What is required
Each entry, in full: reproduce it exactly.

[Web page and app entries]
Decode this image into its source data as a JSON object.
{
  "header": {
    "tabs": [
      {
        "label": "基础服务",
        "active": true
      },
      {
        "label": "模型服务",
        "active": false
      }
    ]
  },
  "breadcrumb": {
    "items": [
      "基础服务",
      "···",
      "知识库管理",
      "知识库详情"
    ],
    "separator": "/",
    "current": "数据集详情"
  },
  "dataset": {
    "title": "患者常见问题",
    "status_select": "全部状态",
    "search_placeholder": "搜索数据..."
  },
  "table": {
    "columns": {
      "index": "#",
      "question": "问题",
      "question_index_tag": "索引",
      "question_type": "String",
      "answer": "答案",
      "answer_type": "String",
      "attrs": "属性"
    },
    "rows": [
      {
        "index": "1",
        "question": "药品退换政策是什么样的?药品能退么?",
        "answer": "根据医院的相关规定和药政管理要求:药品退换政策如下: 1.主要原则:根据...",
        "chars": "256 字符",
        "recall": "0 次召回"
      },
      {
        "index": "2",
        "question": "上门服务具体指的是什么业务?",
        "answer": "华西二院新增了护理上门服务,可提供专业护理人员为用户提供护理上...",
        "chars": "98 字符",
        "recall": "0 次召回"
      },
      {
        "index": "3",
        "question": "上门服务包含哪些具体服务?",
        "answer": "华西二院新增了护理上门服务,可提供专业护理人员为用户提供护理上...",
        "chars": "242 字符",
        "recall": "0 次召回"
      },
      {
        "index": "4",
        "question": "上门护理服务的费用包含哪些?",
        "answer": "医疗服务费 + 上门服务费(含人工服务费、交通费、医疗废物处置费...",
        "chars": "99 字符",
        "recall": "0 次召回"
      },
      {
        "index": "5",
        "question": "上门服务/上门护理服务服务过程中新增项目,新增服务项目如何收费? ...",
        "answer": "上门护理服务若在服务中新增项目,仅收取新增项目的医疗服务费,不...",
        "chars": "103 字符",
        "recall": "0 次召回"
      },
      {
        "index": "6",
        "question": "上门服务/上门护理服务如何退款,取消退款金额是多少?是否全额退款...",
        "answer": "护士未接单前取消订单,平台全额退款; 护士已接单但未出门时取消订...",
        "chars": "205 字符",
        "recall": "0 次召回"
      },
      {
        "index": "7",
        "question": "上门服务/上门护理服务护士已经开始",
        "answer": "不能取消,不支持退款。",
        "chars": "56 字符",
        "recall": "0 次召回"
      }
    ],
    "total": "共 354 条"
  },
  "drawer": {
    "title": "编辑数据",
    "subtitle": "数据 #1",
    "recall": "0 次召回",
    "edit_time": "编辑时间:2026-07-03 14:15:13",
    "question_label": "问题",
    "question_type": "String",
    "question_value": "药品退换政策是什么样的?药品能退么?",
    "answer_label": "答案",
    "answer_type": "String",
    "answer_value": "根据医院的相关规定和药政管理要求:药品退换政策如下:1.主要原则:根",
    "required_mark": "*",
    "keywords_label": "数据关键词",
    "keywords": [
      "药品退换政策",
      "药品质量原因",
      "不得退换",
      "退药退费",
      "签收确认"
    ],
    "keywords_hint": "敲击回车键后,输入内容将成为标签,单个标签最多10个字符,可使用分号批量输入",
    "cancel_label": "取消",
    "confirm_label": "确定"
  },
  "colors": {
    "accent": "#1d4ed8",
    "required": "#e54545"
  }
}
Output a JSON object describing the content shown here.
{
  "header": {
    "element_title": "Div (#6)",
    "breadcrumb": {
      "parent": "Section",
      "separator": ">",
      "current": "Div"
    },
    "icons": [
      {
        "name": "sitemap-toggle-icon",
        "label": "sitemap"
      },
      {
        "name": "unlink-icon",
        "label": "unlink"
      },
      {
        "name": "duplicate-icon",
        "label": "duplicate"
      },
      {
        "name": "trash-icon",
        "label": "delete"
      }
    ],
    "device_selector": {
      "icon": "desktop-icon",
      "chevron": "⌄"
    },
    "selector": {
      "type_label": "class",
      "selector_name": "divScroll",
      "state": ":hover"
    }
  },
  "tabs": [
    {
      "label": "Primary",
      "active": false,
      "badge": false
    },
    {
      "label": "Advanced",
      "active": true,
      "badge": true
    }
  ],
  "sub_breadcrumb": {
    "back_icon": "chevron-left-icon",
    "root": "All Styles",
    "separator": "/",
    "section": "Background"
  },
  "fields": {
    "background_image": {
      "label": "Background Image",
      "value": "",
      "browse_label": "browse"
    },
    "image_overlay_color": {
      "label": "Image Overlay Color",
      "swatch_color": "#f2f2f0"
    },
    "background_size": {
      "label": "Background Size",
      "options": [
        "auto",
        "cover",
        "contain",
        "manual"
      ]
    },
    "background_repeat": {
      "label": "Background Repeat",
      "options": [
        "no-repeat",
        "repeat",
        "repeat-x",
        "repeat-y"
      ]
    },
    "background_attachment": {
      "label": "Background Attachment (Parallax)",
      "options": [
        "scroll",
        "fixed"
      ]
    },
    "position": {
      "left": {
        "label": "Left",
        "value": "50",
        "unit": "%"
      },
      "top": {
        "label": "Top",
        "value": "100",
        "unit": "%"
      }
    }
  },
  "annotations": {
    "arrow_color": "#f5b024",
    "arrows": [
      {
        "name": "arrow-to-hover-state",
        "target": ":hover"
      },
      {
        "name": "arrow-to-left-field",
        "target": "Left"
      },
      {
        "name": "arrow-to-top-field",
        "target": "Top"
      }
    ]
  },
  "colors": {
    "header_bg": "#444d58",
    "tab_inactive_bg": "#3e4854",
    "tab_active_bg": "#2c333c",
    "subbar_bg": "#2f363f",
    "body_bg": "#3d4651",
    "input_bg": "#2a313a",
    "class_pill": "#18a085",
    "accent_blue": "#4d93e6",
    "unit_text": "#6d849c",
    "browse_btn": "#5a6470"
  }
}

Response below
Decode this image into its source data as a JSON object.
{
  "header": {
    "tabs": [
      {
        "label": "基础服务",
        "active": true
      },
      {
        "label": "模型服务",
        "active": false
      }
    ]
  },
  "breadcrumb": {
    "items": [
      "基础服务",
      "···",
      "知识库管理",
      "知识库详情"
    ],
    "separator": "/",
    "current": "数据集详情"
  },
  "dataset": {
    "title": "患者常见问题",
    "status_select": "全部状态",
    "search_placeholder": "搜索数据..."
  },
  "table": {
    "columns": {
      "index": "#",
      "question": "问题",
      "question_index_tag": "索引",
      "question_type": "String",
      "answer": "答案",
      "answer_type": "String",
      "attrs": "属性"
    },
    "rows": [
      {
        "index": "1",
        "question": "药品退换政策是什么样的?药品能退么?",
        "answer": "根据医院的相关规定和药政管理要求:药品退换政策如下: 1.主要原则:根据...",
        "chars": "256 字符",
        "recall": "0 次召回"
      },
      {
        "index": "2",
        "question": "上门服务具体指的是什么业务?",
        "answer": "华西二院新增了护理上门服务,可提供专业护理人员为用户提供护理上...",
        "chars": "98 字符",
        "recall": "0 次召回"
      },
      {
        "index": "3",
        "question": "上门服务包含哪些具体服务?",
        "answer": "华西二院新增了护理上门服务,可提供专业护理人员为用户提供护理上...",
        "chars": "242 字符",
        "recall": "0 次召回"
      },
      {
        "index": "4",
        "question": "上门护理服务的费用包含哪些?",
        "answer": "医疗服务费 + 上门服务费(含人工服务费、交通费、医疗废物处置费...",
        "chars": "99 字符",
        "recall": "0 次召回"
      },
      {
        "index": "5",
        "question": "上门服务/上门护理服务服务过程中新增项目,新增服务项目如何收费? ...",
        "answer": "上门护理服务若在服务中新增项目,仅收取新增项目的医疗服务费,不...",
        "chars": "103 字符",
        "recall": "0 次召回"
      },
      {
        "index": "6",
        "question": "上门服务/上门护理服务如何退款,取消退款金额是多少?是否全额退款...",
        "answer": "护士未接单前取消订单,平台全额退款; 护士已接单但未出门时取消订...",
        "chars": "205 字符",
        "recall": "0 次召回"
      },
      {
        "index": "7",
        "question": "上门服务/上门护理服务护士已经开始",
        "answer": "不能取消,不支持退款。",
        "chars": "56 字符",
        "recall": "0 次召回"
      }
    ],
    "total": "共 354 条"
  },
  "drawer": {
    "title": "编辑数据",
    "subtitle": "数据 #1",
    "recall": "0 次召回",
    "edit_time": "编辑时间:2026-07-03 14:15:13",
    "question_label": "问题",
    "question_type": "String",
    "question_value": "药品退换政策是什么样的?药品能退么?",
    "answer_label": "答案",
    "answer_type": "String",
    "answer_value": "根据医院的相关规定和药政管理要求:药品退换政策如下:1.主要原则:根",
    "required_mark": "*",
    "keywords_label": "数据关键词",
    "keywords": [
      "药品退换政策",
      "药品质量原因",
      "不得退换",
      "退药退费",
      "签收确认"
    ],
    "keywords_hint": "敲击回车键后,输入内容将成为标签,单个标签最多10个字符,可使用分号批量输入",
    "cancel_label": "取消",
    "confirm_label": "确定"
  },
  "colors": {
    "accent": "#1d4ed8",
    "required": "#e54545"
  }
}
Output a JSON object describing the content shown here.
{
  "header": {
    "element_title": "Div (#6)",
    "breadcrumb": {
      "parent": "Section",
      "separator": ">",
      "current": "Div"
    },
    "icons": [
      {
        "name": "sitemap-toggle-icon",
        "label": "sitemap"
      },
      {
        "name": "unlink-icon",
        "label": "unlink"
      },
      {
        "name": "duplicate-icon",
        "label": "duplicate"
      },
      {
        "name": "trash-icon",
        "label": "delete"
      }
    ],
    "device_selector": {
      "icon": "desktop-icon",
      "chevron": "⌄"
    },
    "selector": {
      "type_label": "class",
      "selector_name": "divScroll",
      "state": ":hover"
    }
  },
  "tabs": [
    {
      "label": "Primary",
      "active": false,
      "badge": false
    },
    {
      "label": "Advanced",
      "active": true,
      "badge": true
    }
  ],
  "sub_breadcrumb": {
    "back_icon": "chevron-left-icon",
    "root": "All Styles",
    "separator": "/",
    "section": "Background"
  },
  "fields": {
    "background_image": {
      "label": "Background Image",
      "value": "",
      "browse_label": "browse"
    },
    "image_overlay_color": {
      "label": "Image Overlay Color",
      "swatch_color": "#f2f2f0"
    },
    "background_size": {
      "label": "Background Size",
      "options": [
        "auto",
        "cover",
        "contain",
        "manual"
      ]
    },
    "background_repeat": {
      "label": "Background Repeat",
      "options": [
        "no-repeat",
        "repeat",
        "repeat-x",
        "repeat-y"
      ]
    },
    "background_attachment": {
      "label": "Background Attachment (Parallax)",
      "options": [
        "scroll",
        "fixed"
      ]
    },
    "position": {
      "left": {
        "label": "Left",
        "value": "50",
        "unit": "%"
      },
      "top": {
        "label": "Top",
        "value": "100",
        "unit": "%"
      }
    }
  },
  "annotations": {
    "arrow_color": "#f5b024",
    "arrows": [
      {
        "name": "arrow-to-hover-state",
        "target": ":hover"
      },
      {
        "name": "arrow-to-left-field",
        "target": "Left"
      },
      {
        "name": "arrow-to-top-field",
        "target": "Top"
      }
    ]
  },
  "colors": {
    "header_bg": "#444d58",
    "tab_inactive_bg": "#3e4854",
    "tab_active_bg": "#2c333c",
    "subbar_bg": "#2f363f",
    "body_bg": "#3d4651",
    "input_bg": "#2a313a",
    "class_pill": "#18a085",
    "accent_blue": "#4d93e6",
    "unit_text": "#6d849c",
    "browse_btn": "#5a6470"
  }
}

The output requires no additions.